The law enforcement investigation began when investigators found "over 40 photographs depicting children in a school classroom, with their eyes blindfolded and mouths covered with tape," a Los Angeles County sheriff's statement said.
"Investigators learned that some of the photos depicted suspect Mark Berndt with his arm around the children, or with his hand over their mouths," according to the sheriff's department.
Some photos showed "children with large live Madagascar-type cockroaches on their faces and mouths." Others show female students with "what appeared to be a blue plastic spoon, filled with an unknown clear/white liquid substance, up to their mouths as if they were going to ingest the substance," said the sheriff's department.
Scott said that Berndt was arrested soon after lab testing matched Berndt's DNA with a substance, later determined to be semen, from a blue plastic spoon and an empty container from a trash bin in his classroom.
The young students "didn't realize they were victimized," said the sheriff's department spokesman.

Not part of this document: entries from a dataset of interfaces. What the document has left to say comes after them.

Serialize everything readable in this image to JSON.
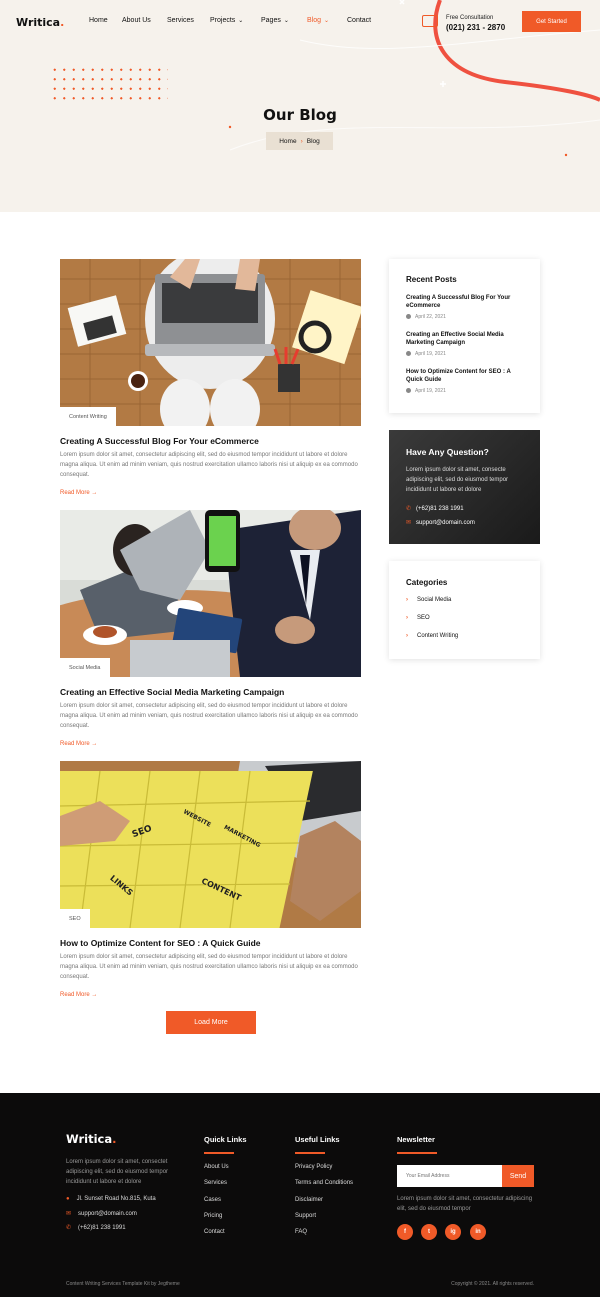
{
  "header": {
    "logo_text": "Writica",
    "logo_dot": ".",
    "nav": [
      "Home",
      "About Us",
      "Services",
      "Projects",
      "Pages",
      "Blog",
      "Contact"
    ],
    "consult_label": "Free Consultation",
    "consult_phone": "(021) 231 - 2870",
    "cta_label": "Get Started",
    "accent_color": "#f05a28"
  },
  "hero": {
    "title": "Our Blog",
    "breadcrumb": {
      "home": "Home",
      "current": "Blog"
    }
  },
  "posts": [
    {
      "tag": "Content Writing",
      "title": "Creating A Successful Blog For Your eCommerce",
      "excerpt": "Lorem ipsum dolor sit amet, consectetur adipiscing elit, sed do eiusmod tempor incididunt ut labore et dolore magna aliqua. Ut enim ad minim veniam, quis nostrud exercitation ullamco laboris nisi ut aliquip ex ea commodo consequat.",
      "read_more": "Read More"
    },
    {
      "tag": "Social Media",
      "title": "Creating an Effective Social Media Marketing Campaign",
      "excerpt": "Lorem ipsum dolor sit amet, consectetur adipiscing elit, sed do eiusmod tempor incididunt ut labore et dolore magna aliqua. Ut enim ad minim veniam, quis nostrud exercitation ullamco laboris nisi ut aliquip ex ea commodo consequat.",
      "read_more": "Read More"
    },
    {
      "tag": "SEO",
      "title": "How to Optimize Content for SEO : A Quick Guide",
      "excerpt": "Lorem ipsum dolor sit amet, consectetur adipiscing elit, sed do eiusmod tempor incididunt ut labore et dolore magna aliqua. Ut enim ad minim veniam, quis nostrud exercitation ullamco laboris nisi ut aliquip ex ea commodo consequat.",
      "read_more": "Read More"
    }
  ],
  "load_more": "Load More",
  "sidebar": {
    "recent": {
      "title": "Recent Posts",
      "items": [
        {
          "title": "Creating A Successful Blog For Your eCommerce",
          "date": "April 22, 2021"
        },
        {
          "title": "Creating an Effective Social Media Marketing Campaign",
          "date": "April 19, 2021"
        },
        {
          "title": "How to Optimize Content for SEO : A Quick Guide",
          "date": "April 19, 2021"
        }
      ]
    },
    "question": {
      "title": "Have Any Question?",
      "text": "Lorem ipsum dolor sit amet, consecte adipiscing elit, sed do eiusmod tempor incididunt ut labore et dolore",
      "phone": "(+62)81 238 1991",
      "email": "support@domain.com"
    },
    "categories": {
      "title": "Categories",
      "items": [
        "Social Media",
        "SEO",
        "Content Writing"
      ]
    }
  },
  "footer": {
    "logo_text": "Writica",
    "logo_dot": ".",
    "desc": "Lorem ipsum dolor sit amet, consectet adipiscing elit, sed do eiusmod tempor incididunt ut labore et dolore",
    "address": "Jl. Sunset Road No.815, Kuta",
    "email": "support@domain.com",
    "phone": "(+62)81 238 1991",
    "quick_links": {
      "title": "Quick Links",
      "items": [
        "About Us",
        "Services",
        "Cases",
        "Pricing",
        "Contact"
      ]
    },
    "useful_links": {
      "title": "Useful Links",
      "items": [
        "Privacy Policy",
        "Terms and Conditions",
        "Disclaimer",
        "Support",
        "FAQ"
      ]
    },
    "newsletter": {
      "title": "Newsletter",
      "placeholder": "Your Email Address",
      "send": "Send",
      "desc": "Lorem ipsum dolor sit amet, consectetur adipiscing elit, sed do eiusmod tempor"
    },
    "social": [
      "f",
      "t",
      "ig",
      "in"
    ],
    "credit": "Content Writing Services Template Kit by Jegtheme",
    "copyright": "Copyright © 2021. All rights reserved."
  }
}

"They thought they were being blindfolded and gagged as a game," Scott added. "And they were rewarded with cookies or spoons full of sugar, (but) they did not realize the spoon contained semen."
A search of Berndt's home found hundreds of photographs depicting children and a video showing sexual bondage activity that "mirrored the bondage-type photos of the children," investigators said.
Los Angeles School Superintendent John Deasy said Berndt was removed from his teaching job in January 2011 after school officials learned of the police investigation.
A teacher for 30 years, Berndt initially challenged the school district's decision to dismiss him. But he eventually dropped his appeal and resigned last spring.
His arrest in January precipitated a broader fallout over the adequacy of safeguards for the school's students and the prospect of more victims.
Days after Berndt was taken into custody, another Miramonte Elementary teacher -- Martin Springer, 49 -- was arrested and charged with three felony counts of lewd acts with a girl under age 14. He has pleaded not guilty.
The school board subsequently shut Miramonte for two days, during which the board reconstituted the entire staff in the 1,400-student school. Miramonte is in unincorporated Los Angeles County within the Florence-Firestone area, about 6 miles south of downtown Los Angeles.